Cooper has been harassed to come out for years. By Gawker, by Out magazine and by Twitter – to name some of the worst offenders. (Gawker's founder and proprietor, Nick Denton, still found fault in Cooper's declaration: "The choreographed publication of a private letter from Anderson to Andrew Sullivan has so much in common with Obama's mealy-mouthed statement of personal belief on afternoon TV: both are missed opportunities," he wrote.)
But, as Cooper says in his email to Sullivan, he was actually never "in": "I have always been very open and honest about this part of my life with my friends, my family, and my colleagues." He never tried to hide his sexual orientation, as he has been accused of. He just didn't think it was the public's business.
And why should it be? Why did Cooper have to be so bullied? He never pretended to be straight. He just chose not to address the issue. Why did that enrage people? Shouldn't the increasing acceptance of gay lifestyles, the growing legalization of gay marriage, the realization that 21st century families come in all shapes and sizes, mean that Cooper should have been left alone? Of course it does. Why should anyone care about this?

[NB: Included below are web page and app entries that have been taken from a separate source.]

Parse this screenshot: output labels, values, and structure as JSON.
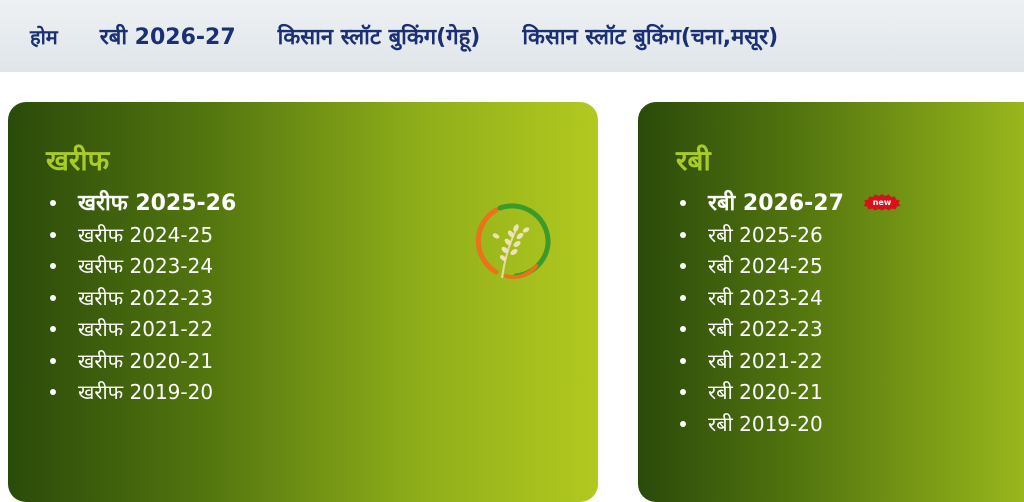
{
  "nav": {
    "items": [
      {
        "label": "होम"
      },
      {
        "label": "रबी 2026-27"
      },
      {
        "label": "किसान स्लॉट बुकिंग(गेहू)"
      },
      {
        "label": "किसान स्लॉट बुकिंग(चना,मसूर)"
      }
    ]
  },
  "kharif": {
    "title": "खरीफ",
    "items": [
      {
        "label": "खरीफ 2025-26"
      },
      {
        "label": "खरीफ 2024-25"
      },
      {
        "label": "खरीफ 2023-24"
      },
      {
        "label": "खरीफ 2022-23"
      },
      {
        "label": "खरीफ 2021-22"
      },
      {
        "label": "खरीफ 2020-21"
      },
      {
        "label": "खरीफ 2019-20"
      }
    ]
  },
  "rabi": {
    "title": "रबी",
    "new_badge": "new",
    "items": [
      {
        "label": "रबी 2026-27"
      },
      {
        "label": "रबी 2025-26"
      },
      {
        "label": "रबी 2024-25"
      },
      {
        "label": "रबी 2023-24"
      },
      {
        "label": "रबी 2022-23"
      },
      {
        "label": "रबी 2021-22"
      },
      {
        "label": "रबी 2020-21"
      },
      {
        "label": "रबी 2019-20"
      }
    ]
  },
  "colors": {
    "nav_text": "#1b2f74",
    "panel_dark": "#2a4a0a",
    "panel_light": "#b3c920",
    "panel_title": "#a8cb28",
    "badge_red": "#d8121a"
  },
  "icons": {
    "logo": "wheat-emblem-icon",
    "badge": "new-badge-icon"
  }
}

What's it got to do with you or me?
There's a subtle type of self-aggrandizement in devoting oneself to a glorious cause, especially in positioning oneself as the mouthpiece of Progress. (At least the Pythia at the Delphic temple were possibly unwitting agents of hallucinogenic gases when they thought they were speaking for Apollo; the smug hipster shitstains that populate Gawker Media must be inhaling the pungent fumes of a mixture of cultural effluvia and self-righteousness.) For people like that, your puny individual preferences are insignificant compared to the greater good, of which they, conveniently enough, have appointed themselves arbiters.
...Exhibit A. There's so much wrong with this, I wouldn't even know where to begin.